… and Move More!
In a lot of ways, it’s easier to tell people how to eat less than how to move more. We all need pretty much the same basic nutrients, and we all have a good idea what we like, but with exercise, it’s a little more complicated.
Before we get to the how, though, we have to know the why.
Why do I need to exercise?
- “I just need to lose some weight and find something — anything — I can stick with.” This is easier than it sounds. Start by figuring out what sounds doable, and then making a very small commitment to get into a habit.
- “I want to get good at a sport or discipline.” There are LOTS of options here – personal trainers and coaches, local sports leagues, martial arts studios, and if money is too tight, often good introductory instruction in books and videos.
- “My doctor said I have to, to help my diabetes (or heart condition).” This is easier than it sounds. Start by figuring out what sounds doable, and then making a very small commitment to get into a habit.
- “I told a friend I would sign up for a charity race with her.” Many charity races have advice about training, and some (like Team in Training) offer extensive coaching and group activities.
Where should I exercise?
- At home: Best for self-starters, you can get a good workout at home if you’re organized, especially if you are OK with buying some equipment.
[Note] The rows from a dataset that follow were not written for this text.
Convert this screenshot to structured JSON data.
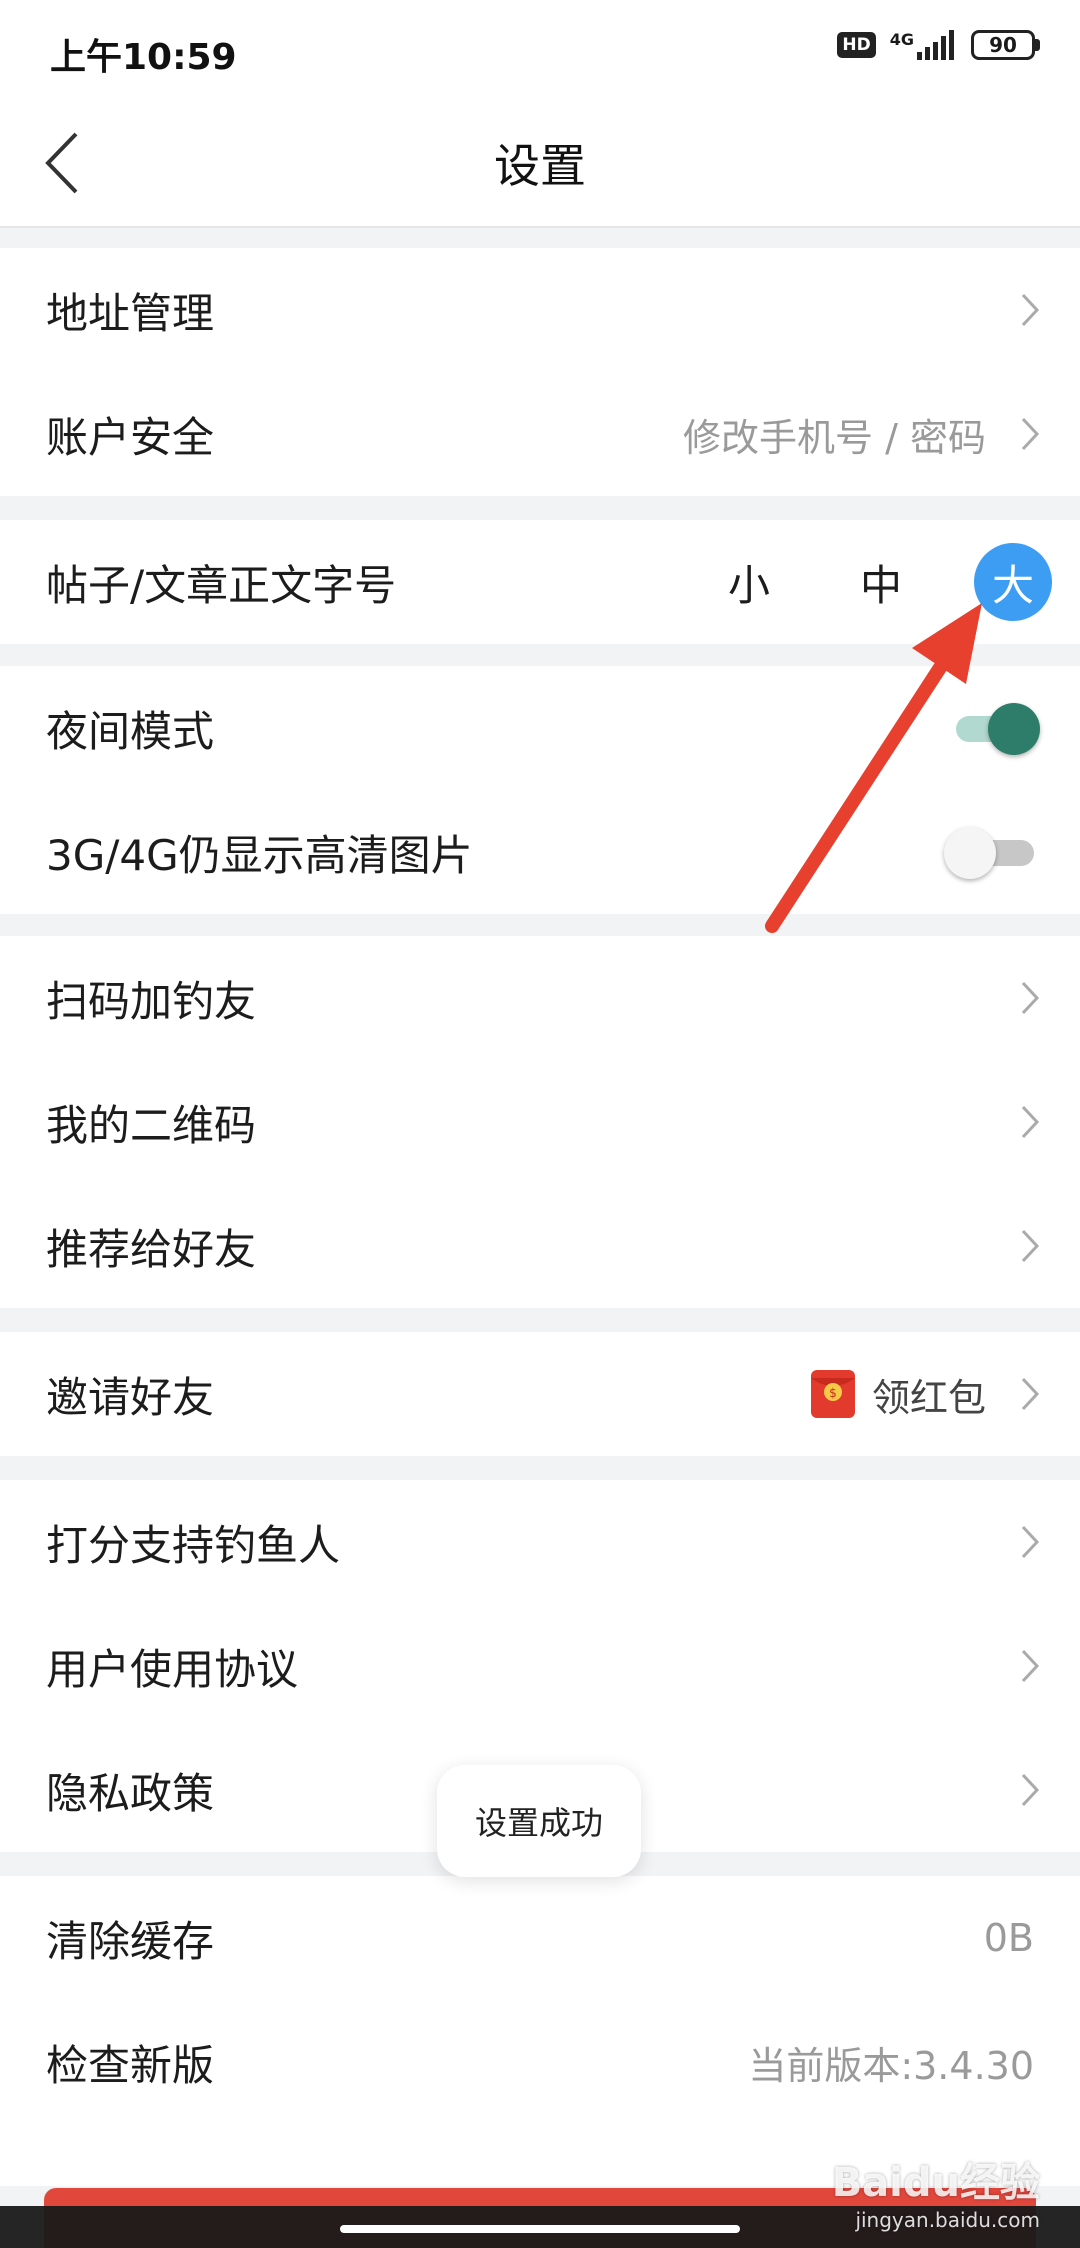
{
  "status_bar": {
    "time": "上午10:59",
    "hd": "HD",
    "network": "4G",
    "battery": "90"
  },
  "header": {
    "title": "设置",
    "back_icon": "chevron-left-icon"
  },
  "groups": {
    "account": [
      {
        "label": "地址管理",
        "value": ""
      },
      {
        "label": "账户安全",
        "value": "修改手机号 / 密码"
      }
    ],
    "font_size": {
      "label": "帖子/文章正文字号",
      "options": [
        "小",
        "中",
        "大"
      ],
      "selected": "大"
    },
    "display": {
      "night_mode": {
        "label": "夜间模式",
        "on": true
      },
      "hd_images": {
        "label": "3G/4G仍显示高清图片",
        "on": false
      }
    },
    "social": [
      {
        "label": "扫码加钓友"
      },
      {
        "label": "我的二维码"
      },
      {
        "label": "推荐给好友"
      }
    ],
    "invite": {
      "label": "邀请好友",
      "value": "领红包",
      "icon": "red-packet-icon"
    },
    "about": [
      {
        "label": "打分支持钓鱼人"
      },
      {
        "label": "用户使用协议"
      },
      {
        "label": "隐私政策"
      }
    ],
    "storage": {
      "clear_cache": {
        "label": "清除缓存",
        "value": "0B"
      },
      "check_update": {
        "label": "检查新版",
        "value": "当前版本:3.4.30"
      }
    }
  },
  "toast": "设置成功",
  "watermark": {
    "brand": "Baidu经验",
    "url": "jingyan.baidu.com"
  },
  "colors": {
    "accent_blue": "#3d9df2",
    "toggle_on": "#2e7d6b",
    "logout_red": "#e2473c",
    "annotation_red": "#e8402f"
  }
}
That could be a treadmill (or my favorite: a rowing machine) or a copy of Mark Lauren’s You Are Your Own Gym. This works best if you plan to do something, even if it’s just for a few minutes, every day.
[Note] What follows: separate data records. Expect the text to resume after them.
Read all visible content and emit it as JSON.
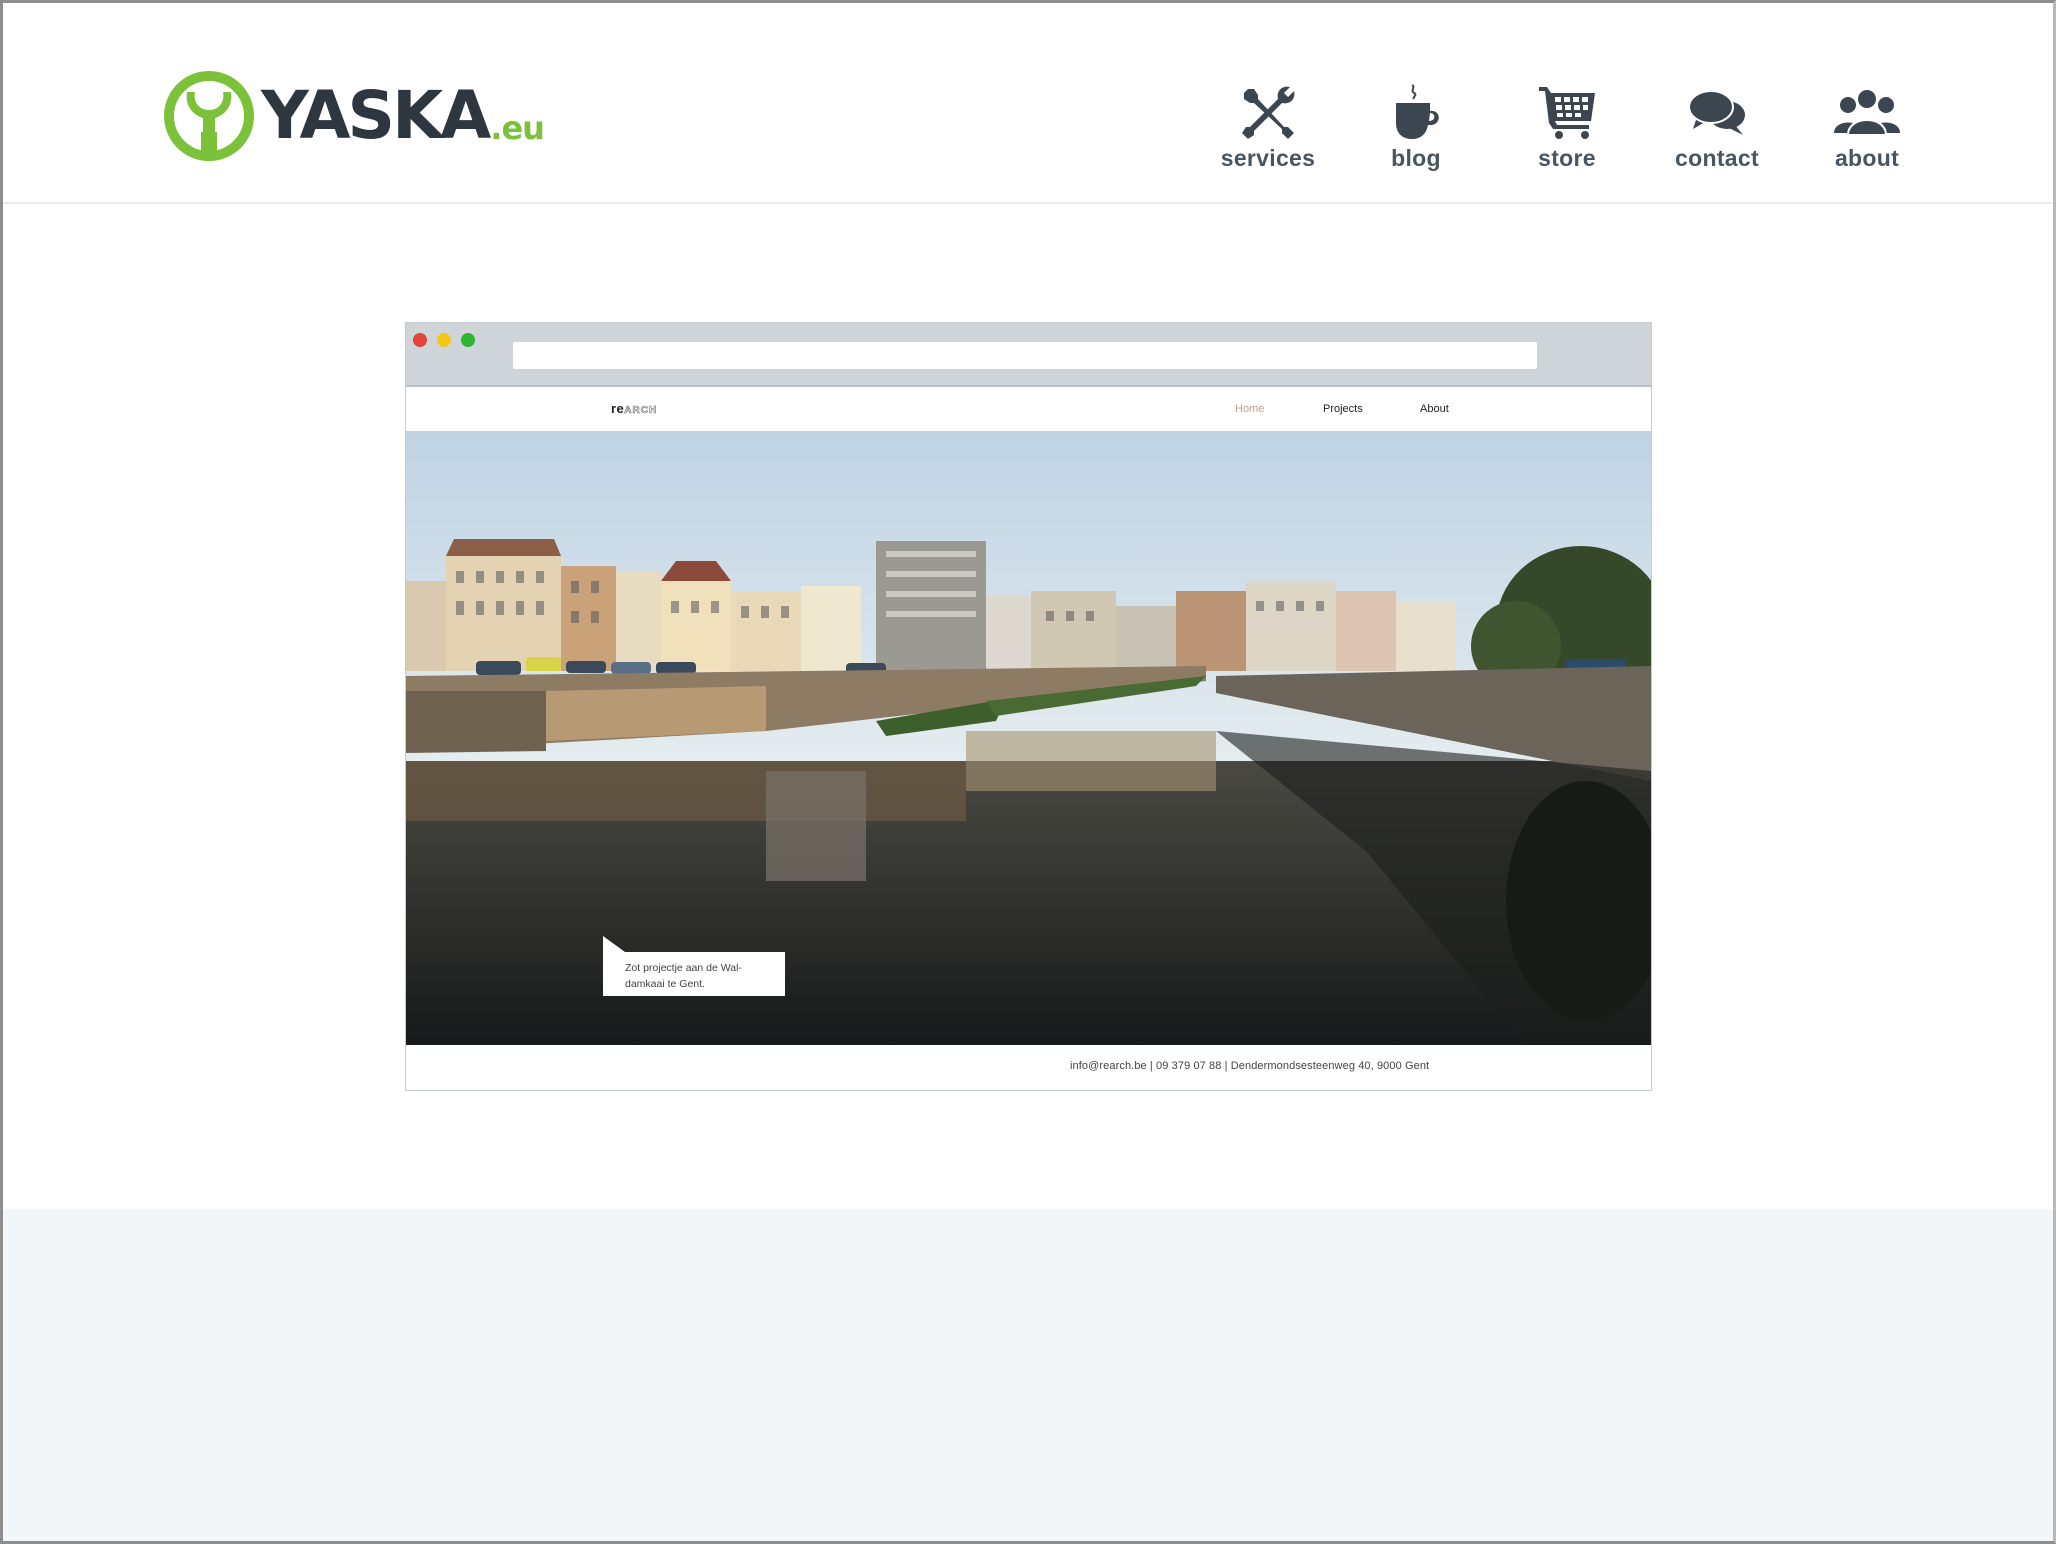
{
  "header": {
    "logo": {
      "text": "YASKA",
      "tld": ".eu",
      "icon": "yaska-wrench-logo"
    },
    "nav": [
      {
        "label": "services",
        "icon": "tools-icon"
      },
      {
        "label": "blog",
        "icon": "coffee-cup-icon"
      },
      {
        "label": "store",
        "icon": "shopping-cart-icon"
      },
      {
        "label": "contact",
        "icon": "speech-bubbles-icon"
      },
      {
        "label": "about",
        "icon": "people-icon"
      }
    ]
  },
  "mockup": {
    "window_dots": [
      "#e0443a",
      "#f5c518",
      "#2fb534"
    ],
    "site": {
      "logo_prefix": "re",
      "logo_suffix": "ARCH",
      "nav": [
        "Home",
        "Projects",
        "About"
      ],
      "active_nav": "Home",
      "active_color": "#c79c7f",
      "caption": "Zot projectje aan de Wal-damkaai te Gent.",
      "footer": "info@rearch.be | 09 379 07 88 | Dendermondsesteenweg 40, 9000 Gent"
    }
  },
  "colors": {
    "brand_green": "#7bc13a",
    "brand_dark": "#2e3640",
    "nav_gray": "#4a5560"
  }
}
- Outside: Also best for self-starters, vigorous outside exercise generally means running, bicycling, hiking, or team sports. It can also mean just plain walking, though, and almost everyone can use more of that.
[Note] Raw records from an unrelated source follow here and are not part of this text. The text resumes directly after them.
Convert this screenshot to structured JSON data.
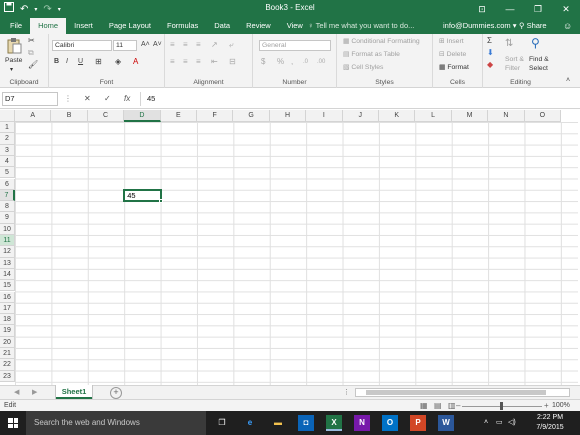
{
  "window": {
    "title": "Book3 - Excel",
    "controls": [
      "⊡",
      "—",
      "❐",
      "✕"
    ]
  },
  "ribbon_tabs": [
    "File",
    "Home",
    "Insert",
    "Page Layout",
    "Formulas",
    "Data",
    "Review",
    "View"
  ],
  "tell_me": "Tell me what you want to do...",
  "user": "info@Dummies.com",
  "share": "Share",
  "ribbon": {
    "clipboard": {
      "label": "Clipboard",
      "paste": "Paste"
    },
    "font": {
      "label": "Font",
      "name": "Calibri",
      "size": "11"
    },
    "alignment": {
      "label": "Alignment"
    },
    "number": {
      "label": "Number",
      "format": "General"
    },
    "styles": {
      "label": "Styles",
      "conditional": "Conditional Formatting",
      "format_table": "Format as Table",
      "cell_styles": "Cell Styles"
    },
    "cells": {
      "label": "Cells",
      "insert": "Insert",
      "delete": "Delete",
      "format": "Format"
    },
    "editing": {
      "label": "Editing",
      "sort": "Sort &",
      "filter": "Filter",
      "find": "Find &",
      "select": "Select"
    }
  },
  "formula_bar": {
    "name_box": "D7",
    "fx": "fx",
    "value": "45"
  },
  "grid": {
    "columns": [
      "A",
      "B",
      "C",
      "D",
      "E",
      "F",
      "G",
      "H",
      "I",
      "J",
      "K",
      "L",
      "M",
      "N",
      "O"
    ],
    "rows": [
      "1",
      "2",
      "3",
      "4",
      "5",
      "6",
      "7",
      "8",
      "9",
      "10",
      "11",
      "12",
      "13",
      "14",
      "15",
      "16",
      "17",
      "18",
      "19",
      "20",
      "21",
      "22",
      "23"
    ],
    "active_cell": {
      "ref": "D7",
      "value": "45"
    }
  },
  "sheets": [
    "Sheet1"
  ],
  "status": {
    "mode": "Edit",
    "zoom": "100%"
  },
  "taskbar": {
    "search": "Search the web and Windows",
    "apps": [
      "X",
      "N",
      "O",
      "P",
      "W"
    ],
    "time": "2:22 PM",
    "date": "7/9/2015"
  },
  "colors": {
    "excel_green": "#217346",
    "taskbar": "#1f1f1f"
  }
}
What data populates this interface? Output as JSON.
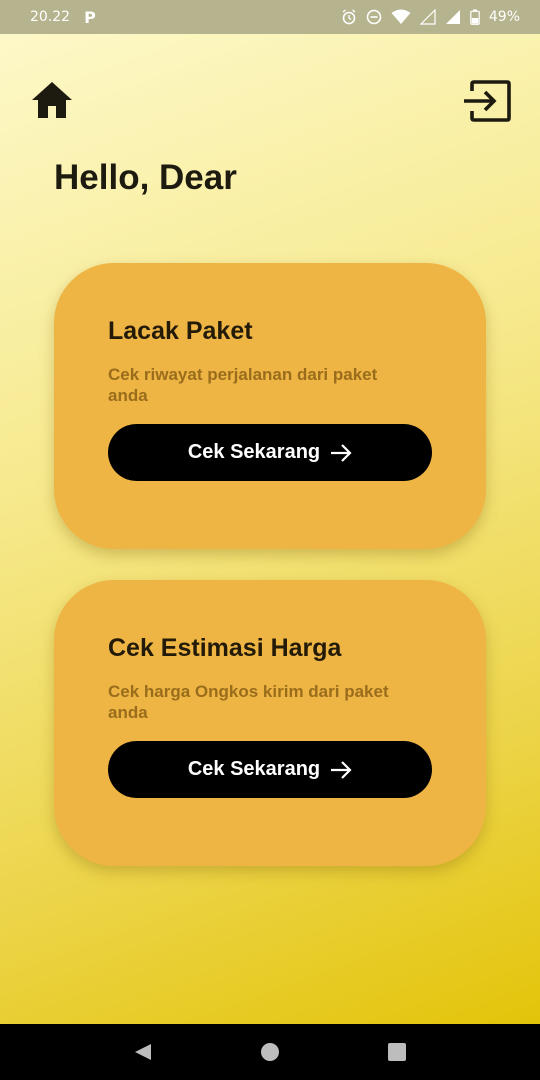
{
  "status_bar": {
    "time": "20.22",
    "battery": "49%"
  },
  "header": {
    "greeting": "Hello, Dear",
    "home_icon": "home-icon",
    "logout_icon": "logout-icon"
  },
  "cards": [
    {
      "title": "Lacak Paket",
      "description": "Cek riwayat perjalanan dari paket anda",
      "button_label": "Cek Sekarang"
    },
    {
      "title": "Cek Estimasi Harga",
      "description": "Cek harga Ongkos kirim dari paket anda",
      "button_label": "Cek Sekarang"
    }
  ],
  "colors": {
    "card_bg": "#eeb544",
    "button_bg": "#000000",
    "title_text": "#231a08",
    "desc_text": "#9a6d1c",
    "bg_gradient_top": "#fdf8c8",
    "bg_gradient_bottom": "#e3c40a"
  }
}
- In a gym: Some people need a totally Separate Place that they Go To so they can focus on exercise. Others like going to a place where people are mostly there for the same reason — even if they don’t interact directly with others, they know those people are here to exercise, too. Some people just like having lots of options — plus a locker room and shower — all in the same place. The gym is perfect for all these needs.
- Anywhere! How about a little of each? It doesn’t have to be all at home, all at the gym, or all outside. You take walks with friends or family, find a nice cheap gym you don’t feel bad about visiting only once a week, grab a bike ride or go on a hike when the weather is good, and sign up for classes — or even races — with friends from time to time. This works best if you plan to do something, even if it’s just for a few minutes, every day.
What should I do?
Start with the basics for health:
- Some cardio: The CDC recommends 150 minutes a week of moderate cardio (example: walking 3 miles an hour or faster), or 70 minutes per week of vigorous cardio (bicycling 10 miles a hour or faster; running or jogging)
- Some resistance training: The CDC recommends 2 sessions per week, working all major muscles groups. Lots of things count for this: a weights machine circuit at the gym, lifting free weights, bodyweight exercises (like pushups, planks, and more), and even heavy gardening.
If this is new to you, start small! If you are making a new commitment to exercise, even a few minutes at a time is an improvement — it’s more important to get into a daily habit of being more active than to dive head first into a big program.
Are you creating a new habit of regular exercise? What helps you most? What have you had to overcome?